Arizona State University Herberger Institute Professor — and legendary choreographer, artist and author — Liz Lerman was recently selected as a 2023 Guggenheim Fellow. This annual award honors scientists, writers, scholars and artists across 48 fields who are selected by a rigorous application and peer review process.
Throughout her career, Lerman has sought to connect disciplines and domains, and expand where dance lives in our society. She has cultivated generations of dance makers focused on dance as an agent for social change through community engagement, and her vision and artistry have shaped the dance field and the ways in which dance is utilized to communicate complex issues in our world.
Lerman is the author of several books, including “Teaching Dance to Senior Adults” and “Hiking the Horizontal.” Her most recent co-authored book, “Critique is Creative,” with John Borstel, won the Silver Nautilus Book Award. “Critique is Creative” details Lerman’s pioneering Critical Response Process in detail, discusses its origins and principles, and includes essays from a number of practitioners who have used the process in the contexts of art, education and community life.
A former fellow of the Robert W. Deutsch Foundation, Lerman is currently a senior fellow at the Yerba Buena Center for the Arts (YBCA) and a fellow at the Center for the Study of Race and Democracy at ASU.
Installation brought new challenge
Lerman said she looks forward to continuing the work she developed during her three-year residency at YBCA. The culminating installation, created in collaboration with visual artist and residency fellow Brett Cook, is titled “Reflection and Action.” It's a semi-retrospective that examines the role of artists in the world. Lerman said although she has worked in museums, including the ASU Art Museum, before, this was the first time she created work intended for installation.
“It was a challenge, taking my work and putting it in the context of a museum installation in two large rooms and an atrium and working with people in a manner in which I have not worked before,” Lerman said.
“I've been thinking about it for years, this idea of how exhibitions or installations play out and what movement artists can bring to installations,” she said. “This experience was different, and it was very moving to me.”

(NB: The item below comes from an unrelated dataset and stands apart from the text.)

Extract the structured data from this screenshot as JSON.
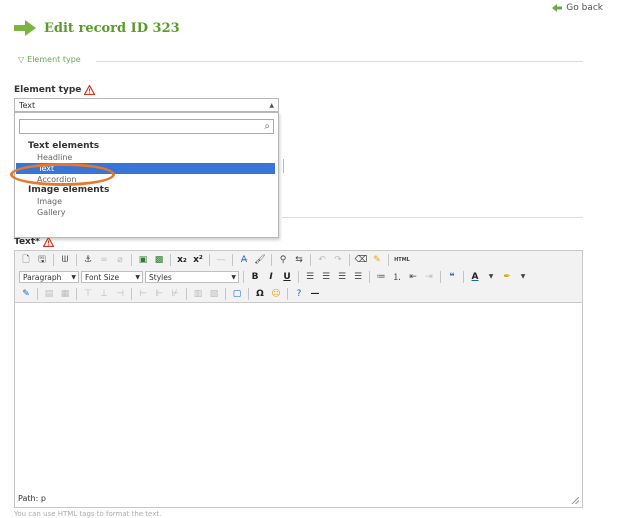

Lerman has been expanding the idea with her ASU students in the Atlas of Creative Tools class this year. The students made installations that included an object, a visual image, movement of some kind and documentation of their research. It all had to live in an installation that could be put up in 10–15 minutes and later taken down.
“They were spectacular,” Lerman said. “It was just fantastic to see how they went to work on this. I just loved how they approached it. I feel like we cracked open some habitual ways of thinking about how dance gets made.”
Lerman will be further developing the museum idea while she is on a yearlong sabbatical. She will also be using this time to write a follow-up to “Hiking the Horizontal,” which she said uses her version of the Heisenberg uncertainty principle.
“If you measure the shape of something, you will miss the momentum. But if you measure the momentum, you cannot see the shape,” she said. “I was drawn to this as a choreographic puzzle but also as a solution. That is, you need both but each requires different capacities and techniques. And when you think about this as a metaphor for change, you can see that most of our institutions hold their shapes too long. They and we become afraid to move into the flow for fear of losing our shape, even though to be relevant one must. It’s a perfect example of why choreographic knowledge is of use to a world in constant motion and change. This book I am working on will explain why and how this works.”
'A sense of the person I was becoming'
Lerman’s advice to young artists? Give yourself time.
“Sometimes it happens in a flash, but even all the build-up to get that flash could be years in the making. You do get a flash, but a lot of times it's just practice, practice, practice,” she said. “So, my advice would be about practice, finding a laboratory and knowing there’s time.”
Lerman speaks from experience. She has been applying for the fellowship for years.
“The first time I applied for the Guggenheim was in 1978, so I have been very persistent,” she said. “I applied many, many, many times.”
The application process involves writing a personal biography, describing the work you’re doing and getting four recommendation letters. She said looking back at her applications over the years almost felt like an autobiography.
“You get a sense of the person I was becoming all through the applications. I also love that you have an opportunity to let four people in on what you're doing, and then they support you,” Lerman said. “Seeing the list of people supporting me was pretty powerful. That is its own special honor and right.”
Lerman said this felt like the right year.
“I'm taking a sabbatical, I was turning 75, so it was a particularly good year,” she said. “I just thought, ‘Let's do it again.’”
Lerman has several projects on the horizon that she’s excited about, including partnerships and a project she’s calling “Legacy Unboxed.”
“A lot of times you get to my age and everyone expects, ‘She's going to tie everything up in a neat little bow,’ and that is just not my experience. Life is way more wild than that,” Lerman said. “‘Legacy Unboxed’ is kind of a framework to hold the rest of what's happening, and it includes this particular period of life. I'm so lucky to be in such an environment with such incredible colleagues and amazing students.”